Global business is changing, and Ozer says the types of topics that students want to study are evolving to follow suit. For example, DBA students are choosing research topics related to the China-led Belt and Road Initiative (BRI), fintech, big data, and data security. They are also opting to produce research on strategic topics such as leadership, innovation and global expansion. “We encourage students to think about the broader impact of their research by considering multiple areas where their research can be used,” says Ozer.

Dr Ridha Wirakusumah, who graduated in 2017, describes his CityU DBA study experience as “the right balance between rigour and relevance”. Conducting high-level research has helped him to become better at presenting ideas in a clear and succinct manner, he says. “I have also become more open to different ways of solving problems by looking at challenges from different viewpoints,” notes Wirakusumah, the president and CEO of an Indonesian bank.

Citing various highlights of the programme, Wirakusumah says he valued the support provided by the DBA faculty, along with access to the University’s library and support facilities. “The faculty is caring and progressive, and always willing to help and be there for you,” Wirakusumah says, noting he also appreciated the way that classroom time was scheduled at weekends instead of evenings. Wirakusumah adds that he didn't expect to make so many meaningful friendships with mentors, professors and his fellow cohort.

Wirakusumah was interested to find out why leading private equity firms constantly deliver superior performances to their portfolio companies. His research examined the issue from a leadership and management perspective, with a particular emphasis on the operational execution and financial performance of private-equity owned banks in Indonesia. Wirakusumah believes his research can help others to better understand how private equity companies run their portfolio companies, and help regulators and banking practitioners look beyond the numbers when analysing private equity practitioners from an organisational perspective.

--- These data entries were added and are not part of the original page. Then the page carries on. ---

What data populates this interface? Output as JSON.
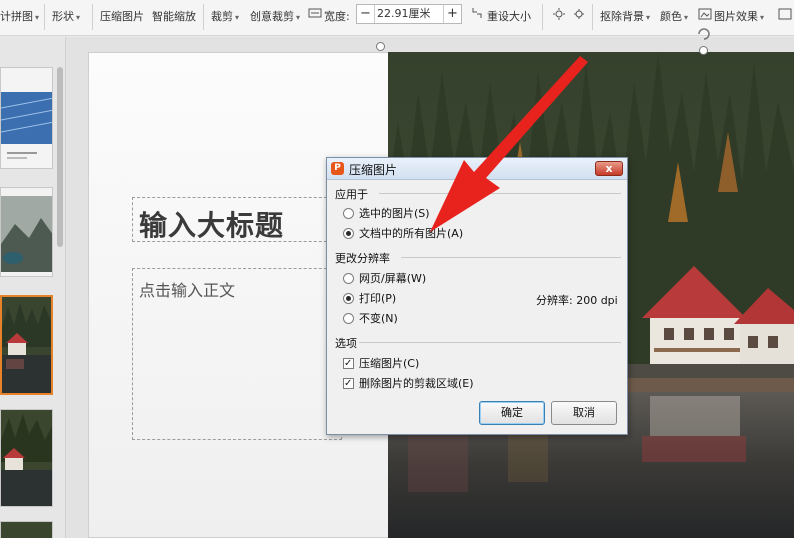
{
  "toolbar": {
    "puzzle_label": "计拼图",
    "shape_label": "形状",
    "compress_label": "压缩图片",
    "smart_zoom_label": "智能缩放",
    "crop_label": "裁剪",
    "creative_crop_label": "创意裁剪",
    "width_label": "宽度:",
    "width_value": "22.91厘米",
    "width_minus": "−",
    "width_plus": "+",
    "reset_size_label": "重设大小",
    "remove_bg_label": "抠除背景",
    "color_label": "颜色",
    "picture_effect_label": "图片效果"
  },
  "slide": {
    "title_placeholder": "输入大标题",
    "body_placeholder": "点击输入正文"
  },
  "dialog": {
    "title": "压缩图片",
    "close_glyph": "x",
    "apply_to": {
      "label": "应用于",
      "options": [
        "选中的图片(S)",
        "文档中的所有图片(A)"
      ],
      "selected": 1
    },
    "resolution": {
      "label": "更改分辨率",
      "options": [
        "网页/屏幕(W)",
        "打印(P)",
        "不变(N)"
      ],
      "selected": 1,
      "dpi_text": "分辨率: 200 dpi"
    },
    "options": {
      "label": "选项",
      "items": [
        {
          "label": "压缩图片(C)",
          "checked": true
        },
        {
          "label": "删除图片的剪裁区域(E)",
          "checked": true
        }
      ]
    },
    "ok_label": "确定",
    "cancel_label": "取消"
  },
  "colors": {
    "accent_orange": "#e8822a",
    "arrow_red": "#e8231e",
    "dialog_border": "#7d8fa6"
  }
}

"My research expanded and deepened my understanding of banks, and gave me more than just a quantitative perspective,” says Wirakusumah. “I realised it was important to look through a qualitative lens, too. The strong link between a qualitative and a quantitative perspective proved to be crucial in the context of banking.” It was a wholly satisfying experience, he adds: “I didn’t expect that I would be able to produce a research paper that could potentially add knowledge and perspective to a subject I personally found interesting,” says Wirakusumah.